Dataset rows for apps and sites:
########

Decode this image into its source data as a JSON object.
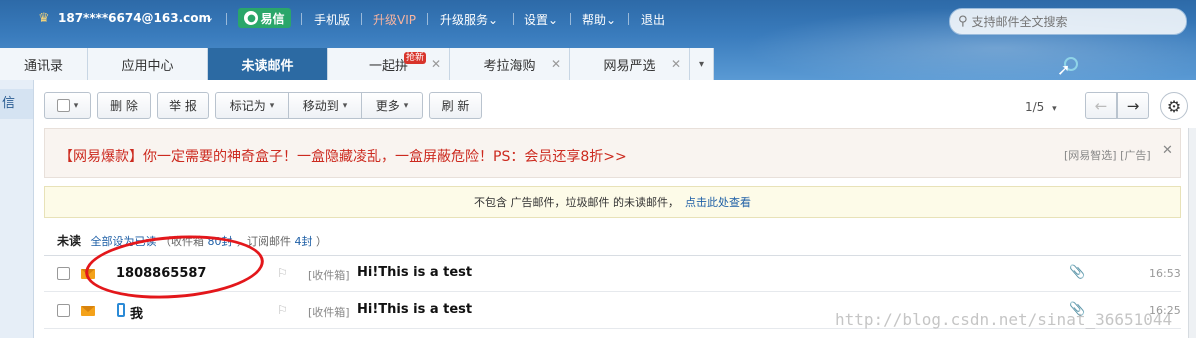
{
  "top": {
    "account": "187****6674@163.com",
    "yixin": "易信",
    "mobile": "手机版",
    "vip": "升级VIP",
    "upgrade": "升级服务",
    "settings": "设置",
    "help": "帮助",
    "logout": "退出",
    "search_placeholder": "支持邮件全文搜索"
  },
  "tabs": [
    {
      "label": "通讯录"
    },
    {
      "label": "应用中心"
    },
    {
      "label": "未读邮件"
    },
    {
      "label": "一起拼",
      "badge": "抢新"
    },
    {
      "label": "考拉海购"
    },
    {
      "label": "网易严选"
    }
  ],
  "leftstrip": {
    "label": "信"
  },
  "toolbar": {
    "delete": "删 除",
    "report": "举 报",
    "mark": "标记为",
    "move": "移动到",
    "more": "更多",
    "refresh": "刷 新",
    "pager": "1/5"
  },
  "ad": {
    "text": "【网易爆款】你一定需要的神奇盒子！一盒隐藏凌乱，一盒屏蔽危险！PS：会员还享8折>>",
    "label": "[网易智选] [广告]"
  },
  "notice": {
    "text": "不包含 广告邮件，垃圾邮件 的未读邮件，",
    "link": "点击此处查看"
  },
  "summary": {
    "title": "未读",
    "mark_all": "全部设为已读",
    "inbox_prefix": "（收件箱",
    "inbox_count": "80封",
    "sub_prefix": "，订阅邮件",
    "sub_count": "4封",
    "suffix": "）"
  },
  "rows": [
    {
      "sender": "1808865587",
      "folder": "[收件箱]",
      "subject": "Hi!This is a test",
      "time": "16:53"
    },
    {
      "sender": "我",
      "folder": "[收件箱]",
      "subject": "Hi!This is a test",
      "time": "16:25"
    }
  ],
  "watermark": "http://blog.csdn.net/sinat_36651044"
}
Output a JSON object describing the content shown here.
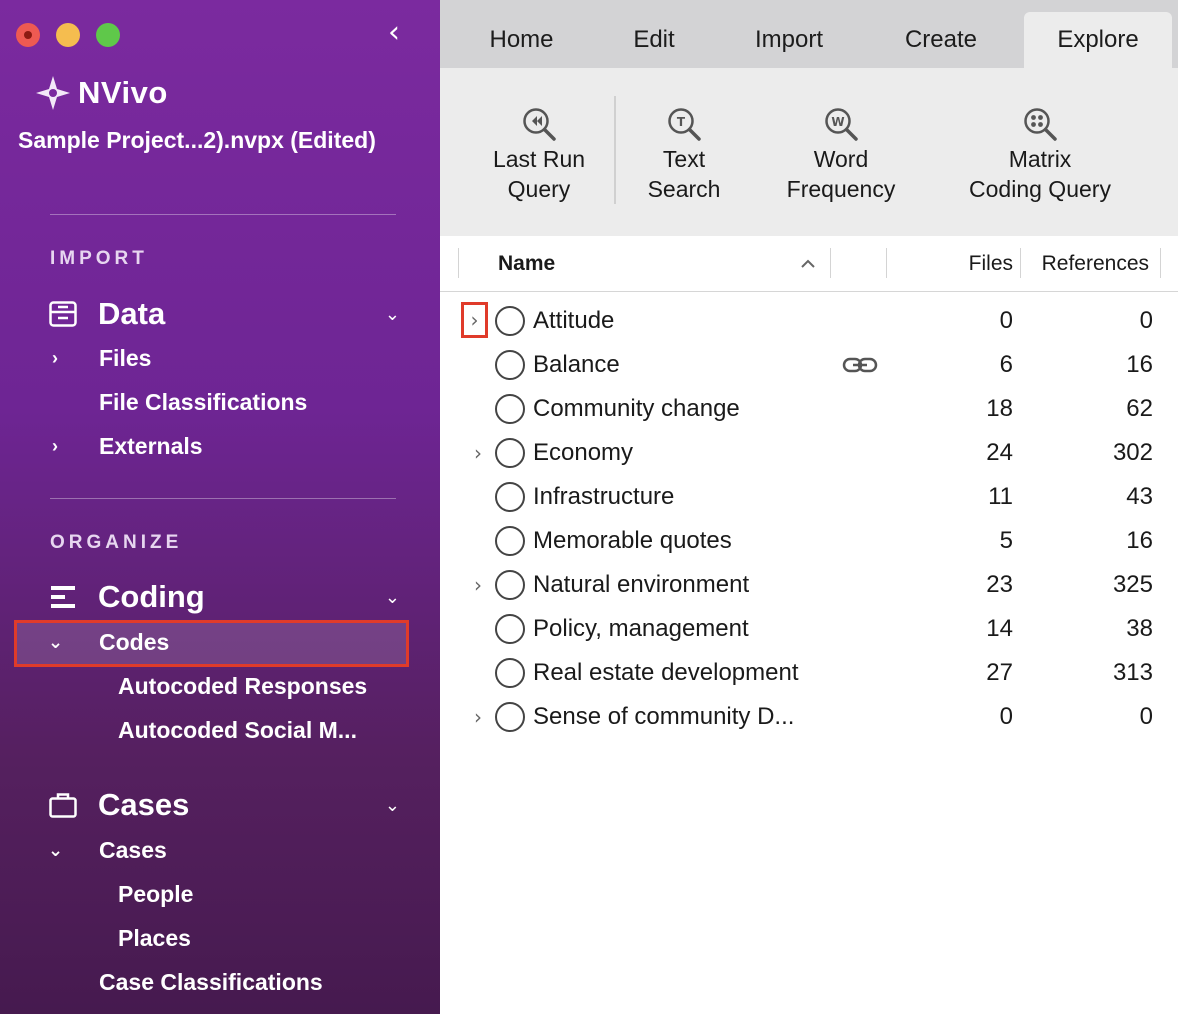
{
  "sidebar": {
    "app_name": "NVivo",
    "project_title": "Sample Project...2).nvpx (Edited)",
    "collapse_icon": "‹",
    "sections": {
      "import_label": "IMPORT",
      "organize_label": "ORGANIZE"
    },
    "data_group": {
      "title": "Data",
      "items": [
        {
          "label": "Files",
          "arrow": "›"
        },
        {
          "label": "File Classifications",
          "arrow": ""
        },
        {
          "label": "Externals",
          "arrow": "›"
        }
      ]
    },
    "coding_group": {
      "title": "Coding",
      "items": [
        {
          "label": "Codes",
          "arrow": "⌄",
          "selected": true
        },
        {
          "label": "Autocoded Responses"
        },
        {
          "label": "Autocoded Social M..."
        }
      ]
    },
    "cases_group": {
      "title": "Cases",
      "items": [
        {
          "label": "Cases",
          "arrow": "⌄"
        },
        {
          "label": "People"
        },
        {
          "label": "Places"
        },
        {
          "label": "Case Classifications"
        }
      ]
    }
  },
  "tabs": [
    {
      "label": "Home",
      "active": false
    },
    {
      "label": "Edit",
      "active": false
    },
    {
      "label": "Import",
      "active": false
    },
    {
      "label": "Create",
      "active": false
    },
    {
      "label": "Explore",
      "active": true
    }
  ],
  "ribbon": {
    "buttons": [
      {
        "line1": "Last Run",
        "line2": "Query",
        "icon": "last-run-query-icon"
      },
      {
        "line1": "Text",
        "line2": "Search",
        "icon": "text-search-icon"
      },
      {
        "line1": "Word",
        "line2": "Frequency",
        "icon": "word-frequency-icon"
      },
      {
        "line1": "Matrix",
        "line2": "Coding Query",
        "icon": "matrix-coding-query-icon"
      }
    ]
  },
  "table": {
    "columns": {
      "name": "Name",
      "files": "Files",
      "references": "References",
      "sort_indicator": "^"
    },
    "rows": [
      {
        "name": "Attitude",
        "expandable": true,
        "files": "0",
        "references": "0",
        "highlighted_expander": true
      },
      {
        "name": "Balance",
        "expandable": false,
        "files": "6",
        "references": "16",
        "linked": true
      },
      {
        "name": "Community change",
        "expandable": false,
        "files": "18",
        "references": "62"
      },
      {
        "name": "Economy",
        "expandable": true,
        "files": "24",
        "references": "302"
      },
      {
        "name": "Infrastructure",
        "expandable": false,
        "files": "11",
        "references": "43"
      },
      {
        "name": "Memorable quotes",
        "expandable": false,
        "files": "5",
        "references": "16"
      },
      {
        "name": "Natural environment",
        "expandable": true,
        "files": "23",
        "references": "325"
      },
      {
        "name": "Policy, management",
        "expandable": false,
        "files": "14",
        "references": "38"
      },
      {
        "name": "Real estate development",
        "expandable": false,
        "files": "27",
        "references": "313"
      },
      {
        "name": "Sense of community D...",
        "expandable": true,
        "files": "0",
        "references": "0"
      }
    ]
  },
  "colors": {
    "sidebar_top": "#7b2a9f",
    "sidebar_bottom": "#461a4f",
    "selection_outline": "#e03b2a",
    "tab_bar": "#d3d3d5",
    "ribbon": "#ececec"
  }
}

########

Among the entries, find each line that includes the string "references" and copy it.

EXERCISE OUTPUT -
      "references": "References",
        "references": "0",
        "references": "16",
        "references": "62"
        "references": "302"
        "references": "43"
        "references": "16"
        "references": "325"
        "references": "38"
        "references": "313"
        "references": "0"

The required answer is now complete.